So, when was the last time you used a dating app? Given the popularity, addictiveness, and low commitment involved in their use, the chances are that it hasn’t been that long, especially if you are between the age of 16 and 60.
Dating Apps: The Numbers
In 2020, there were an estimated 26.6 million smartphone dating app users in the United States. Three-in-Ten Americans have used a dating site or app; 12% have married or have been in a committed relationship with someone they met online.
The numbers don’t lie. People rely more and more on these tools to reach out and meet people, which is great until you realize that the rising number of dating app users correlates with a general increase in anxiety, dissatisfaction, and depression in singles. We are being spoiled with options, and that is making us miserable.
Now, you might be wondering how having more options is bad. After all, dating is a numbers game, right? Well, the problem is that people are not always rational, and most of the time, having more options makes it more challenging to pick one.
The Paradox of Choice
When was the last time you went to an ice cream store or a candy store and felt the paralyzing force of indecision when picking your next treat? The paradox of choice (as it is referred to) is a real thing that can strip the joy out of choosing, and living in 2021 is making it harder on us.
Moreover, the perception of an abundance of choice in dating —many fish in the sea— is actually detrimental to our dating life. Having access to an infinite pool of possible mates can make you feel less inclined to pursue commitment and stability. After all, there might be something better down the road. Additionally, spreading your attention and energy to so many people and providing the much-needed reciprocity that a relationship demands can be overwhelming, to say the least.
The addictive nature of dating apps and the marketing tactics used by the companies that run them are another can of worms. I’m both impressed and appalled with the sheer efficacy and intentionality of the tactics implemented by the dating app world. They always portray their users as overlooked diamonds who just needed the right avenue and the secret trick to instantly tap into a world full of attractive and willing potential partners who want the same as you.
The proficiency these companies have at hijacking the emotional void of their unsuspecting victims is concerning.
Notice how these apps are designed to be interacted with.

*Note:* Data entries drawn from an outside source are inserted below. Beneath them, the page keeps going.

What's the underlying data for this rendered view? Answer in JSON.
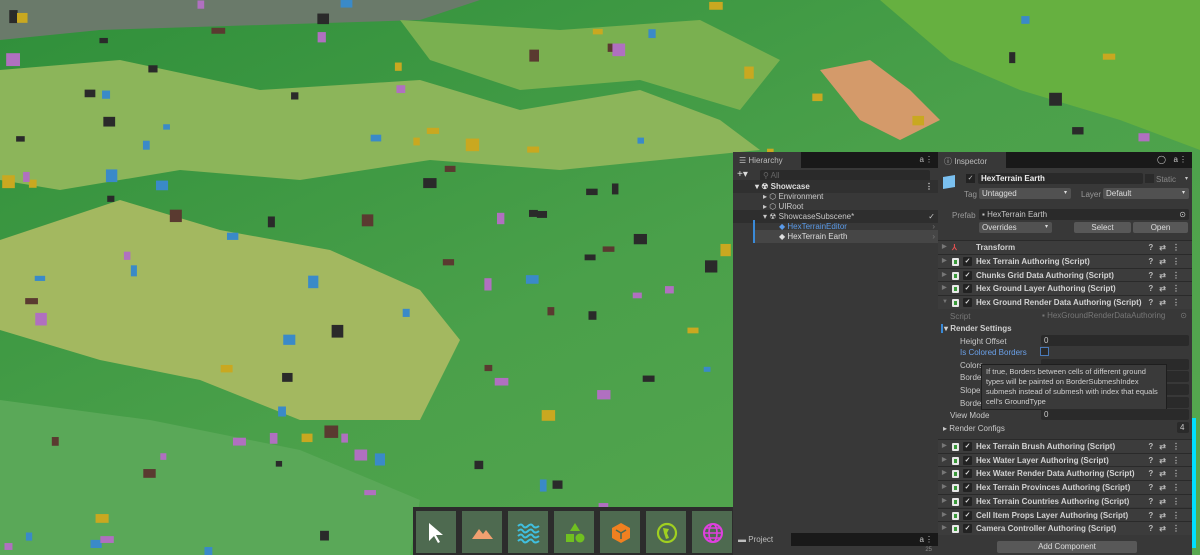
{
  "hierarchy": {
    "tab_label": "Hierarchy",
    "search_placeholder": "All",
    "items": [
      {
        "label": "Showcase"
      },
      {
        "label": "Environment"
      },
      {
        "label": "UIRoot"
      },
      {
        "label": "ShowcaseSubscene*"
      },
      {
        "label": "HexTerrainEditor"
      },
      {
        "label": "HexTerrain Earth"
      }
    ]
  },
  "project": {
    "tab_label": "Project",
    "badge": "25"
  },
  "inspector": {
    "tab_label": "Inspector",
    "object_name": "HexTerrain Earth",
    "static_label": "Static",
    "tag_label": "Tag",
    "tag_value": "Untagged",
    "layer_label": "Layer",
    "layer_value": "Default",
    "prefab_label": "Prefab",
    "prefab_value": "HexTerrain Earth",
    "overrides_label": "Overrides",
    "select_label": "Select",
    "open_label": "Open",
    "transform_label": "Transform",
    "components_top": [
      "Hex Terrain Authoring (Script)",
      "Chunks Grid Data Authoring (Script)",
      "Hex Ground Layer Authoring (Script)",
      "Hex Ground Render Data Authoring (Script)"
    ],
    "script_label": "Script",
    "script_value": "HexGroundRenderDataAuthoring",
    "render_settings_label": "Render Settings",
    "fields": {
      "height_offset_label": "Height Offset",
      "height_offset_value": "0",
      "is_colored_borders_label": "Is Colored Borders",
      "colors_label": "Colors",
      "border1_label": "Borde",
      "slope_label": "Slope",
      "border2_label": "Borde",
      "view_mode_label": "View Mode",
      "view_mode_value": "0",
      "render_configs_label": "Render Configs",
      "render_configs_count": "4"
    },
    "tooltip": "If true, Borders between cells of different ground types will be painted on BorderSubmeshIndex submesh instead of submesh with index that equals cell's GroundType",
    "components_bottom": [
      "Hex Terrain Brush Authoring (Script)",
      "Hex Water Layer Authoring (Script)",
      "Hex Water Render Data Authoring (Script)",
      "Hex Terrain Provinces Authoring (Script)",
      "Hex Terrain Countries Authoring (Script)",
      "Cell Item Props Layer Authoring (Script)",
      "Camera Controller Authoring (Script)"
    ],
    "add_component_label": "Add Component"
  },
  "toolbar": {
    "tools": [
      {
        "icon": "cursor-icon",
        "color": "#ffffff"
      },
      {
        "icon": "mountains-icon",
        "color": "#f0a070"
      },
      {
        "icon": "water-waves-icon",
        "color": "#40c0e0"
      },
      {
        "icon": "shapes-icon",
        "color": "#70c020"
      },
      {
        "icon": "cube-icon",
        "color": "#f08020"
      },
      {
        "icon": "globe-continent-icon",
        "color": "#a0d020"
      },
      {
        "icon": "globe-grid-icon",
        "color": "#e040e0"
      }
    ]
  },
  "colors": {
    "accent": "#4a8ee0",
    "selection": "#2c5d87",
    "cyan_bar": "#00e0ff"
  }
}
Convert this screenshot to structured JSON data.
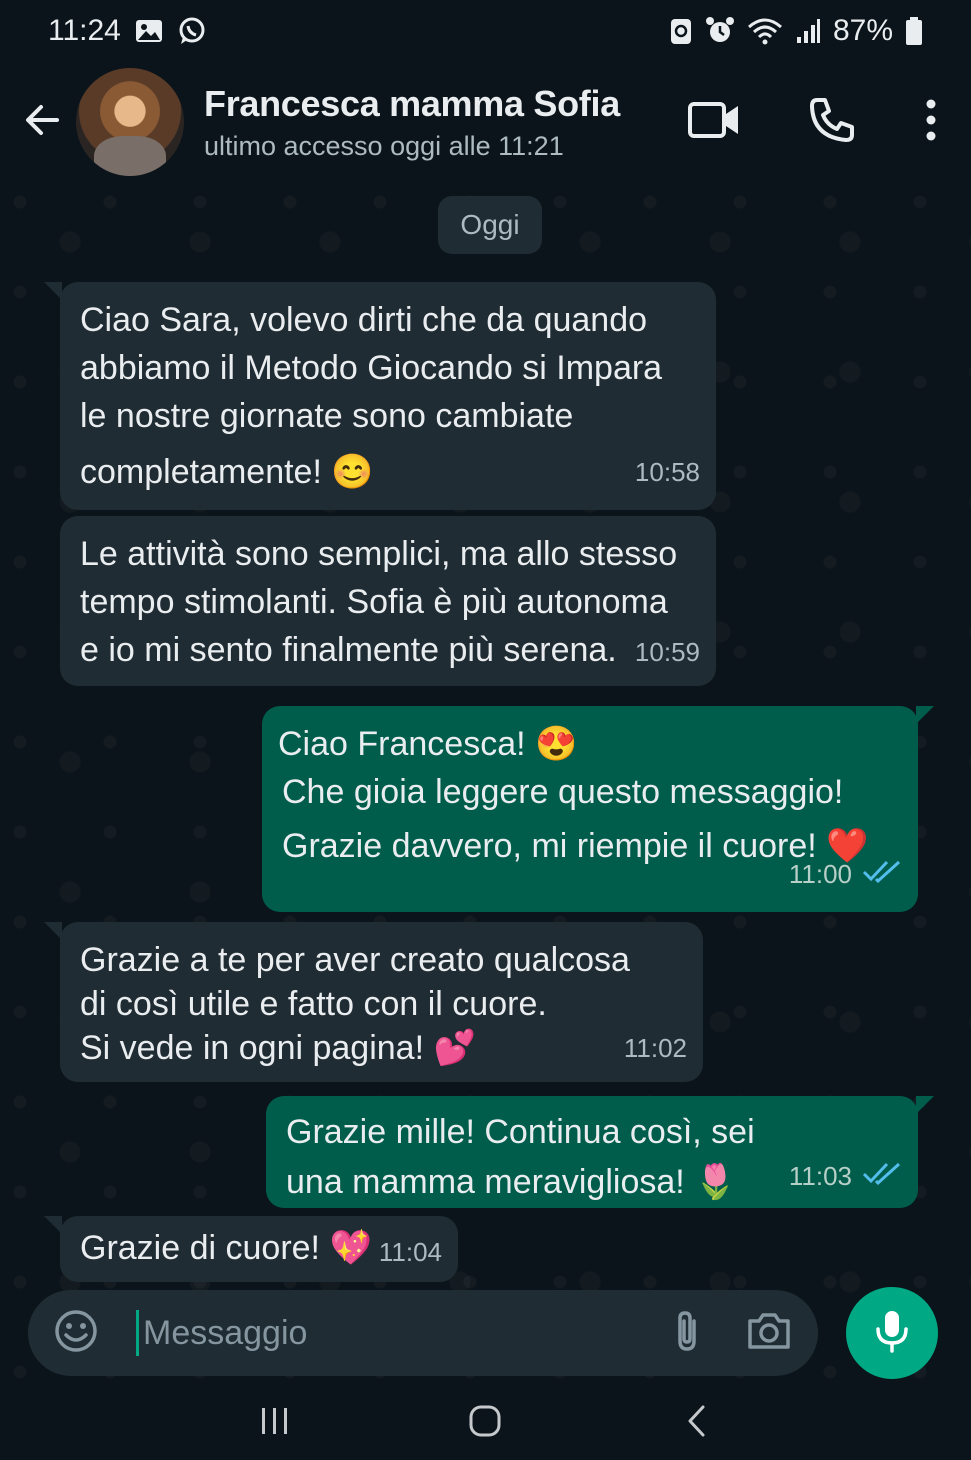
{
  "status_bar": {
    "time": "11:24",
    "battery": "87%",
    "icons": [
      "gallery-icon",
      "whatsapp-icon",
      "sync-icon",
      "alarm-icon",
      "wifi-icon",
      "signal-icon",
      "battery-icon"
    ]
  },
  "header": {
    "contact_name": "Francesca mamma Sofia",
    "last_seen": "ultimo accesso oggi alle 11:21",
    "icons": [
      "back-arrow-icon",
      "video-call-icon",
      "phone-icon",
      "more-vert-icon"
    ]
  },
  "chat": {
    "date_chip": "Oggi",
    "messages": [
      {
        "direction": "in",
        "lines": [
          "Ciao Sara, volevo dirti che da quando",
          "abbiamo il Metodo Giocando si Impara",
          "le nostre giornate sono cambiate",
          "completamente! 😊"
        ],
        "time": "10:58"
      },
      {
        "direction": "in",
        "lines": [
          "Le attività sono semplici, ma allo stesso",
          "tempo stimolanti. Sofia è più autonoma",
          "e io mi sento finalmente più serena."
        ],
        "time": "10:59"
      },
      {
        "direction": "out",
        "lines": [
          "Ciao Francesca! 😍",
          "Che gioia leggere questo messaggio!",
          "Grazie davvero, mi riempie il cuore! ❤️"
        ],
        "time": "11:00",
        "read": true
      },
      {
        "direction": "in",
        "lines": [
          "Grazie a te per aver creato qualcosa",
          "di così utile e fatto con il cuore.",
          "Si vede in ogni pagina! 💕"
        ],
        "time": "11:02"
      },
      {
        "direction": "out",
        "lines": [
          "Grazie mille! Continua così, sei",
          "una mamma meravigliosa! 🌷"
        ],
        "time": "11:03",
        "read": true
      },
      {
        "direction": "in",
        "lines": [
          "Grazie di cuore! 💖"
        ],
        "time": "11:04"
      }
    ]
  },
  "composer": {
    "placeholder": "Messaggio",
    "icons": [
      "emoji-icon",
      "attach-icon",
      "camera-icon",
      "mic-icon"
    ]
  },
  "nav_bar": {
    "icons": [
      "recents-icon",
      "home-icon",
      "back-nav-icon"
    ]
  },
  "colors": {
    "background": "#0b141a",
    "incoming_bubble": "#202c33",
    "outgoing_bubble": "#005c4b",
    "accent": "#00a884",
    "read_ticks": "#53bdeb"
  }
}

The appealing way they allow you to discriminate between large pools of people by superficial, easy to assess metrics. The gestures, which mimic already proven mechanics in casinos. The small rewards, carefully spread out to inject the right amount of dopamine into your brain, maximizing engagement without giving you too much. Even the sounds they use are all engineered to bypass your logical brain and take your lizard brain on a road trip of dopamine and misery.
What’s more, given the sense of anonymity and low commitment that these tools offer, they are a breeding ground for people who haven’t developed healthy social skills, have underline traumas, or are just sociopaths to abuse and corrupt the pool for everyone else. It is already difficult to avoid being harassed or having a poor experience when putting yourself out there. In the electronic dating world, however, it’s in an entirely different ballpark.
All that being said, I am not against dating apps. In fact, I feel that the good outweighs the bad in terms of what they have to offer. Yes, there have been plenty of bad experiences I have had and more that have been shared with me. However, I have also met many good people who, like me, just wanted to find another way to meet people —one of them, my wife.
There are indeed many concerning things that we need to be wary about and educate our children to correctly use these tools because that is what they are, tools. So, it should be fine as long as we don’t fall prey to the manipulative tactics used to get you in an unhealthy relationship with them to get to your wallet.
The world is changing, and we need to change with it. If these last two years have been proof of anything, it’s that we can. So, all the best to you.